* **WORK INSTRUCTIONS**: Wherever a line of the data contains "Standard", copy that line.

(Items from an interface collection)

##########

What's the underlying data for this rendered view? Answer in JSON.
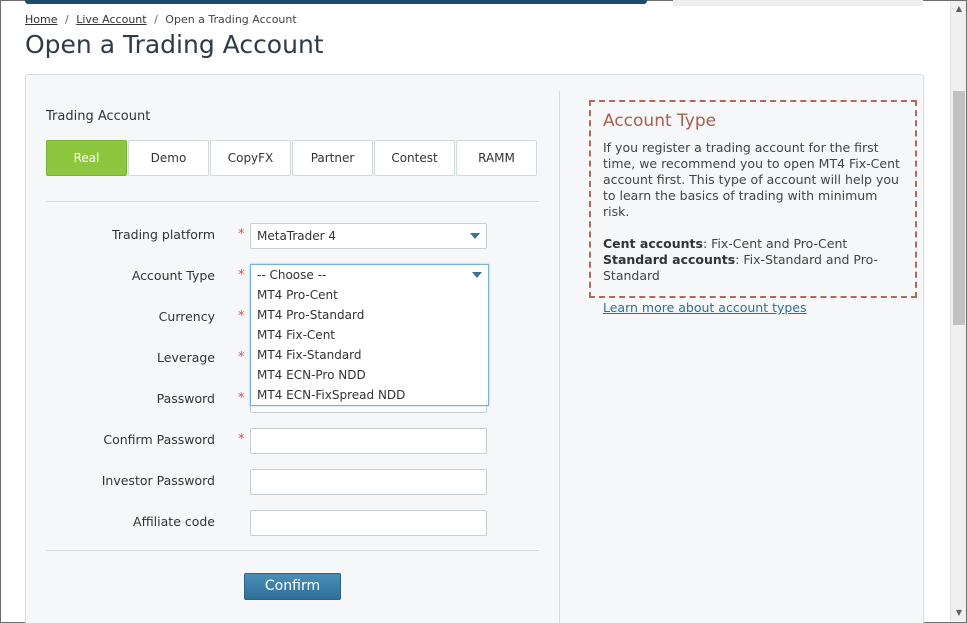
{
  "breadcrumb": {
    "home": "Home",
    "sep1": "/",
    "live": "Live Account",
    "sep2": "/",
    "current": "Open a Trading Account"
  },
  "page_title": "Open a Trading Account",
  "section_label": "Trading Account",
  "tabs": [
    {
      "label": "Real",
      "active": true
    },
    {
      "label": "Demo"
    },
    {
      "label": "CopyFX"
    },
    {
      "label": "Partner"
    },
    {
      "label": "Contest"
    },
    {
      "label": "RAMM"
    }
  ],
  "form": {
    "platform_label": "Trading platform",
    "platform_value": "MetaTrader 4",
    "account_type_label": "Account Type",
    "account_type_value": "-- Choose --",
    "currency_label": "Currency",
    "leverage_label": "Leverage",
    "password_label": "Password",
    "confirm_password_label": "Confirm Password",
    "investor_password_label": "Investor Password",
    "affiliate_code_label": "Affiliate code",
    "required_mark": "*"
  },
  "account_type_options": [
    "MT4 Pro-Cent",
    "MT4 Pro-Standard",
    "MT4 Fix-Cent",
    "MT4 Fix-Standard",
    "MT4 ECN-Pro NDD",
    "MT4 ECN-FixSpread NDD"
  ],
  "confirm_label": "Confirm",
  "info": {
    "title": "Account Type",
    "text": "If you register a trading account for the first time, we recommend you to open MT4 Fix-Cent account first. This type of account will help you to learn the basics of trading with minimum risk.",
    "cent_label": "Cent accounts",
    "cent_value": ": Fix-Cent and Pro-Cent",
    "standard_label": "Standard accounts",
    "standard_value": ": Fix-Standard and Pro-Standard",
    "link": "Learn more about account types"
  },
  "colors": {
    "active_tab": "#8dc63f",
    "button": "#2e6f98",
    "info_border": "#b06a55",
    "required": "#d9534f"
  },
  "icons": {
    "select_arrow": "chevron-down-icon",
    "scroll_up": "scroll-up-arrow-icon",
    "scroll_down": "scroll-down-arrow-icon"
  }
}
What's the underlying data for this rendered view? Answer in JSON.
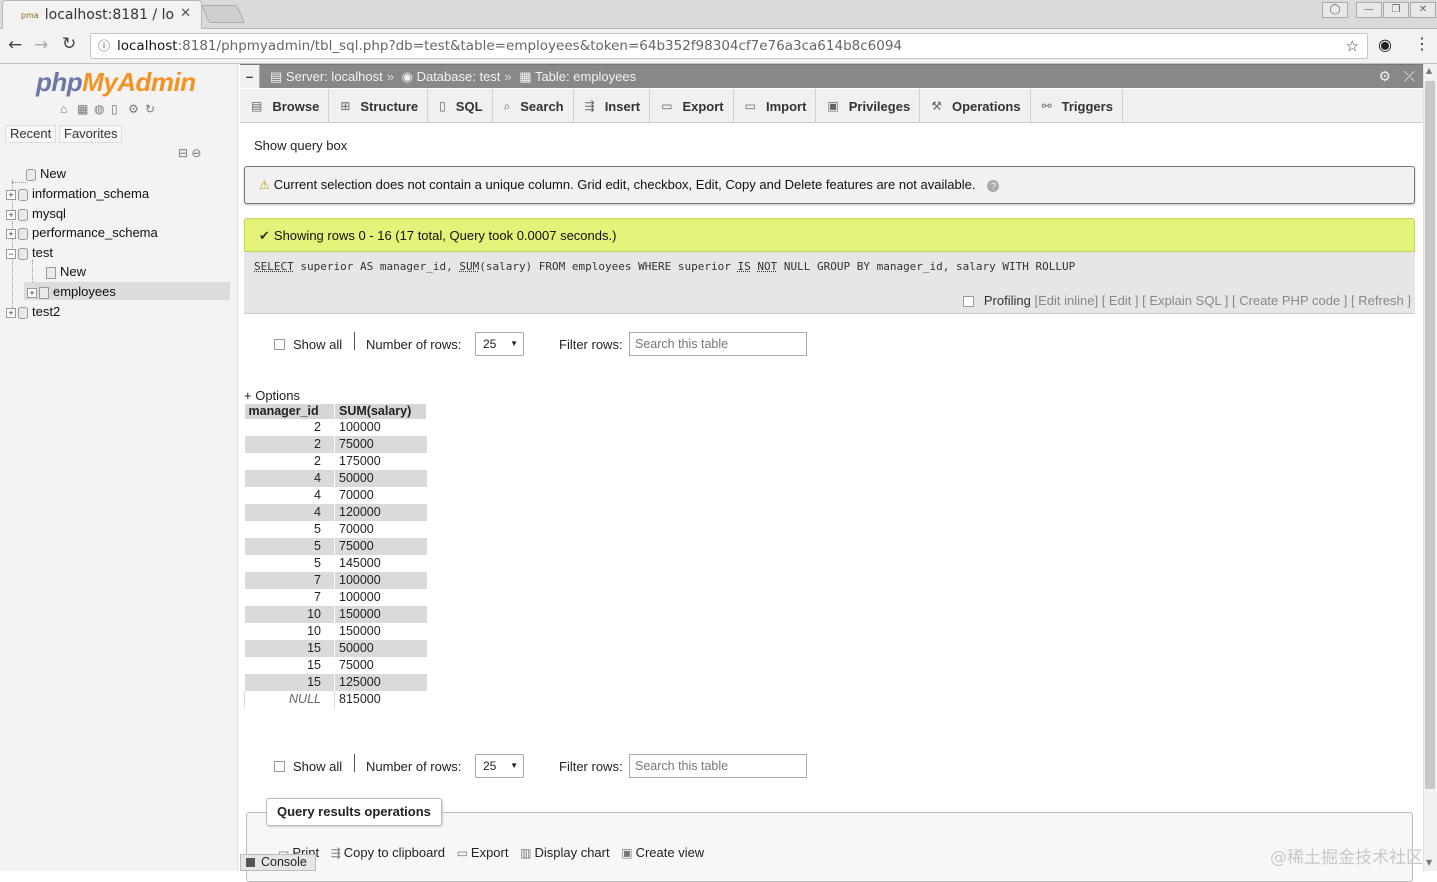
{
  "browser": {
    "tab_title": "localhost:8181 / lo",
    "url_host": "localhost",
    "url_rest": ":8181/phpmyadmin/tbl_sql.php?db=test&table=employees&token=64b352f98304cf7e76a3ca614b8c6094"
  },
  "sidebar": {
    "logo_part1": "php",
    "logo_part2": "MyAdmin",
    "tabs": [
      "Recent",
      "Favorites"
    ],
    "tree": {
      "new": "New",
      "dbs": [
        "information_schema",
        "mysql",
        "performance_schema",
        "test",
        "test2"
      ],
      "test_children": [
        "New",
        "employees"
      ]
    }
  },
  "breadcrumb": {
    "server": "Server: localhost",
    "database": "Database: test",
    "table": "Table: employees"
  },
  "tabs": [
    "Browse",
    "Structure",
    "SQL",
    "Search",
    "Insert",
    "Export",
    "Import",
    "Privileges",
    "Operations",
    "Triggers"
  ],
  "content": {
    "show_query_box": "Show query box",
    "notice": "Current selection does not contain a unique column. Grid edit, checkbox, Edit, Copy and Delete features are not available.",
    "success": "Showing rows 0 - 16 (17 total, Query took 0.0007 seconds.)",
    "sql": {
      "kw_select": "SELECT",
      "p1": " superior AS manager_id, ",
      "kw_sum": "SUM",
      "p2": "(salary) FROM employees WHERE superior ",
      "kw_is": "IS",
      "p3": " ",
      "kw_not": "NOT",
      "p4": " NULL GROUP BY manager_id, salary WITH ROLLUP"
    },
    "sql_links": {
      "profiling": "Profiling",
      "edit_inline": "[Edit inline]",
      "edit": "[ Edit ]",
      "explain": "[ Explain SQL ]",
      "create_php": "[ Create PHP code ]",
      "refresh": "[ Refresh ]"
    },
    "nav": {
      "show_all": "Show all",
      "number_of_rows": "Number of rows:",
      "rows_value": "25",
      "filter_rows": "Filter rows:",
      "search_placeholder": "Search this table"
    },
    "options": "+ Options",
    "columns": [
      "manager_id",
      "SUM(salary)"
    ],
    "rows": [
      [
        "2",
        "100000"
      ],
      [
        "2",
        "75000"
      ],
      [
        "2",
        "175000"
      ],
      [
        "4",
        "50000"
      ],
      [
        "4",
        "70000"
      ],
      [
        "4",
        "120000"
      ],
      [
        "5",
        "70000"
      ],
      [
        "5",
        "75000"
      ],
      [
        "5",
        "145000"
      ],
      [
        "7",
        "100000"
      ],
      [
        "7",
        "100000"
      ],
      [
        "10",
        "150000"
      ],
      [
        "10",
        "150000"
      ],
      [
        "15",
        "50000"
      ],
      [
        "15",
        "75000"
      ],
      [
        "15",
        "125000"
      ],
      [
        "NULL",
        "815000"
      ]
    ],
    "qro": {
      "legend": "Query results operations",
      "actions": [
        "Print",
        "Copy to clipboard",
        "Export",
        "Display chart",
        "Create view"
      ]
    }
  },
  "console": "Console",
  "watermark": "@稀土掘金技术社区"
}
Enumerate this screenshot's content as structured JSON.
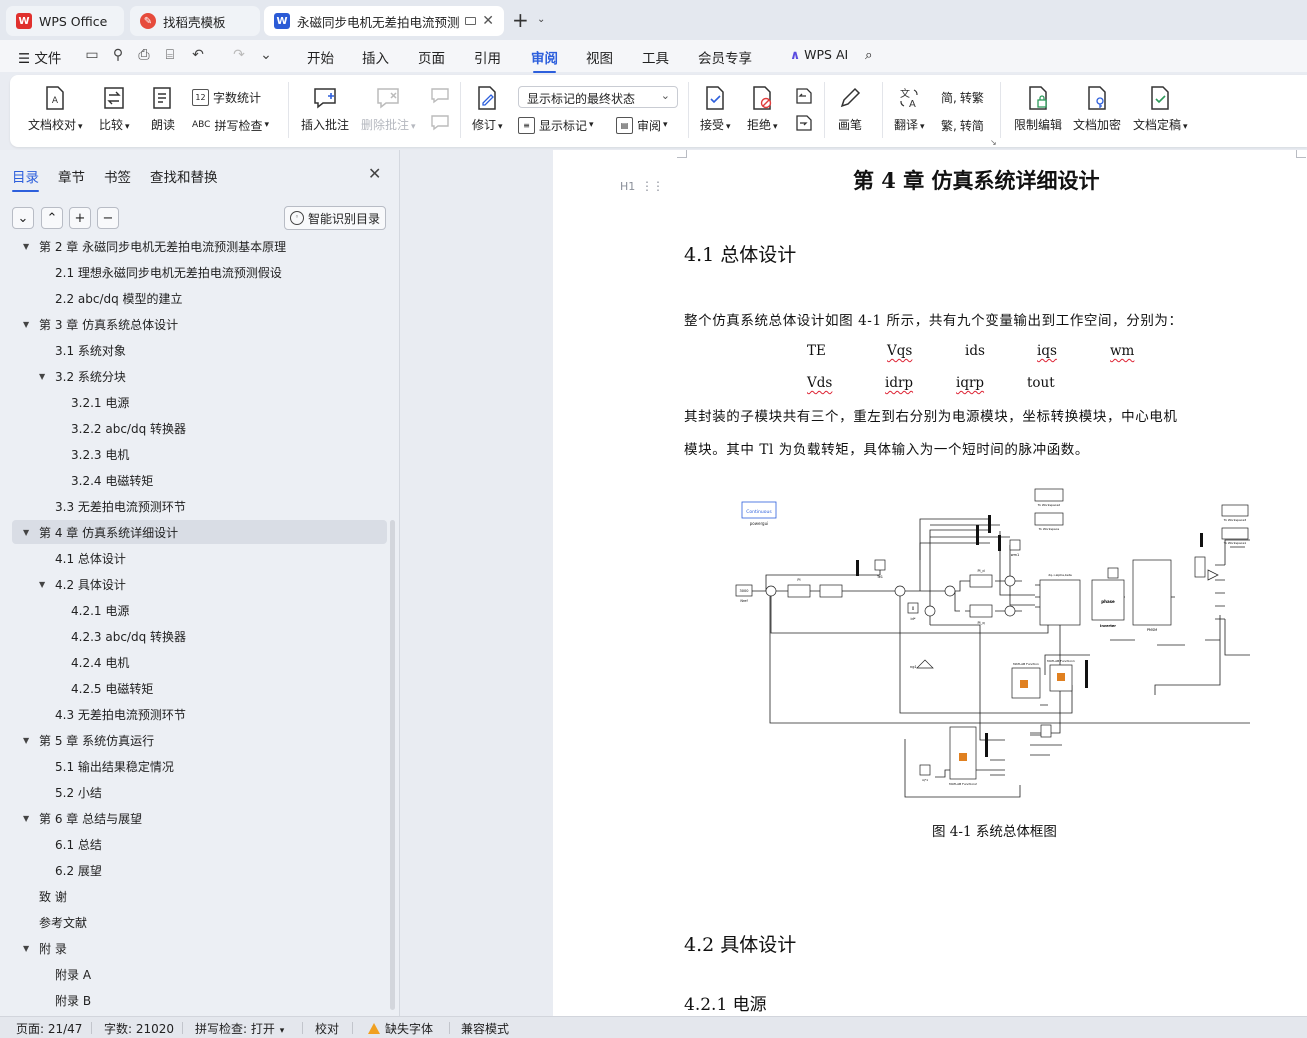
{
  "tabs": [
    {
      "label": "WPS Office",
      "icon": "wps-logo-icon"
    },
    {
      "label": "找稻壳模板",
      "icon": "docer-icon"
    },
    {
      "label": "永磁同步电机无差拍电流预测",
      "icon": "word-doc-icon",
      "active": true
    }
  ],
  "menu": {
    "file": "文件",
    "items": [
      "开始",
      "插入",
      "页面",
      "引用",
      "审阅",
      "视图",
      "工具",
      "会员专享"
    ],
    "active": "审阅",
    "ai": "WPS AI"
  },
  "ribbon": {
    "doc_check": "文档校对",
    "compare": "比较",
    "read_aloud": "朗读",
    "word_count": "字数统计",
    "spell_check": "拼写检查",
    "insert_comment": "插入批注",
    "delete_comment": "删除批注",
    "revise": "修订",
    "markup_state": "显示标记的最终状态",
    "show_markup": "显示标记",
    "review_pane": "审阅",
    "accept": "接受",
    "reject": "拒绝",
    "draw": "画笔",
    "translate": "翻译",
    "to_traditional": "转繁",
    "to_simplified": "转简",
    "restrict_edit": "限制编辑",
    "encrypt": "文档加密",
    "finalize": "文档定稿"
  },
  "nav": {
    "tabs": [
      "目录",
      "章节",
      "书签",
      "查找和替换"
    ],
    "active_tab": "目录",
    "smart_toc": "智能识别目录",
    "toc": [
      {
        "text": "第 2 章  永磁同步电机无差拍电流预测基本原理",
        "level": 1,
        "expanded": true
      },
      {
        "text": "2.1 理想永磁同步电机无差拍电流预测假设",
        "level": 2
      },
      {
        "text": "2.2 abc/dq 模型的建立",
        "level": 2
      },
      {
        "text": "第 3 章  仿真系统总体设计",
        "level": 1,
        "expanded": true
      },
      {
        "text": "3.1 系统对象",
        "level": 2
      },
      {
        "text": "3.2 系统分块",
        "level": 2,
        "expanded": true
      },
      {
        "text": "3.2.1 电源",
        "level": 3
      },
      {
        "text": "3.2.2 abc/dq 转换器",
        "level": 3
      },
      {
        "text": "3.2.3 电机",
        "level": 3
      },
      {
        "text": "3.2.4 电磁转矩",
        "level": 3
      },
      {
        "text": "3.3 无差拍电流预测环节",
        "level": 2
      },
      {
        "text": "第 4 章  仿真系统详细设计",
        "level": 1,
        "expanded": true,
        "selected": true
      },
      {
        "text": "4.1 总体设计",
        "level": 2
      },
      {
        "text": "4.2 具体设计",
        "level": 2,
        "expanded": true
      },
      {
        "text": "4.2.1 电源",
        "level": 3
      },
      {
        "text": "4.2.3 abc/dq 转换器",
        "level": 3
      },
      {
        "text": "4.2.4 电机",
        "level": 3
      },
      {
        "text": "4.2.5 电磁转矩",
        "level": 3
      },
      {
        "text": "4.3 无差拍电流预测环节",
        "level": 2
      },
      {
        "text": "第 5 章  系统仿真运行",
        "level": 1,
        "expanded": true
      },
      {
        "text": "5.1 输出结果稳定情况",
        "level": 2
      },
      {
        "text": "5.2 小结",
        "level": 2
      },
      {
        "text": "第 6 章  总结与展望",
        "level": 1,
        "expanded": true
      },
      {
        "text": "6.1 总结",
        "level": 2
      },
      {
        "text": "6.2 展望",
        "level": 2
      },
      {
        "text": "致   谢",
        "level": 1
      },
      {
        "text": "参考文献",
        "level": 1
      },
      {
        "text": "附   录",
        "level": 1,
        "expanded": true
      },
      {
        "text": "附录 A",
        "level": 2
      },
      {
        "text": "附录 B",
        "level": 2
      }
    ]
  },
  "document": {
    "heading_marker": "H1",
    "chapter_title": "第 4 章  仿真系统详细设计",
    "section_41": "4.1 总体设计",
    "para1": "整个仿真系统总体设计如图 4-1 所示，共有九个变量输出到工作空间，分别为：",
    "vars_row1": [
      "TE",
      "Vqs",
      "ids",
      "iqs",
      "wm"
    ],
    "vars_row2": [
      "Vds",
      "idrp",
      "iqrp",
      "tout"
    ],
    "para2_line1": "其封装的子模块共有三个，重左到右分别为电源模块，坐标转换模块，中心电机",
    "para2_line2": "模块。其中 Tl 为负载转矩，具体输入为一个短时间的脉冲函数。",
    "figure_caption": "图 4-1 系统总体框图",
    "section_42": "4.2 具体设计",
    "section_421": "4.2.1 电源",
    "diagram_labels": {
      "continuous": "Continuous",
      "powergui": "powergui",
      "step": "3000",
      "step_name": "Nref",
      "pi": "PI",
      "pi_d": "PI_d",
      "pi_q": "PI_q",
      "gain": "ng1",
      "zero": "0",
      "id_ref": "id*",
      "te": "Te1",
      "wm": "wm1",
      "ws1": "To Workspace2",
      "ws2": "To Workspace",
      "ws3": "To Workspace3",
      "ws4": "To Workspace1",
      "tl": "Tl",
      "dq_abc": "dq->alpha,beta",
      "inverter": "Inverter",
      "pmsm": "PMSM",
      "phase": "phase",
      "mf": "MATLAB Function",
      "mf1": "MATLAB Function1",
      "mf2": "MATLAB Function2",
      "iq_ref": "iq*1"
    }
  },
  "status": {
    "page": "页面: 21/47",
    "words": "字数: 21020",
    "spell": "拼写检查: 打开",
    "proof": "校对",
    "missing_font": "缺失字体",
    "compat": "兼容模式"
  },
  "colors": {
    "accent": "#2d5fdc",
    "wps_red": "#e0302d",
    "word_blue": "#2b5bd6",
    "warning": "#f0a020"
  }
}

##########

* **WRITTEN ANSWER**:
    "MT4 Pro-Standard",
    "MT4 Fix-Standard",
    "standard_label": "Standard accounts",
    "standard_value": ": Fix-Standard and Pro-Standard",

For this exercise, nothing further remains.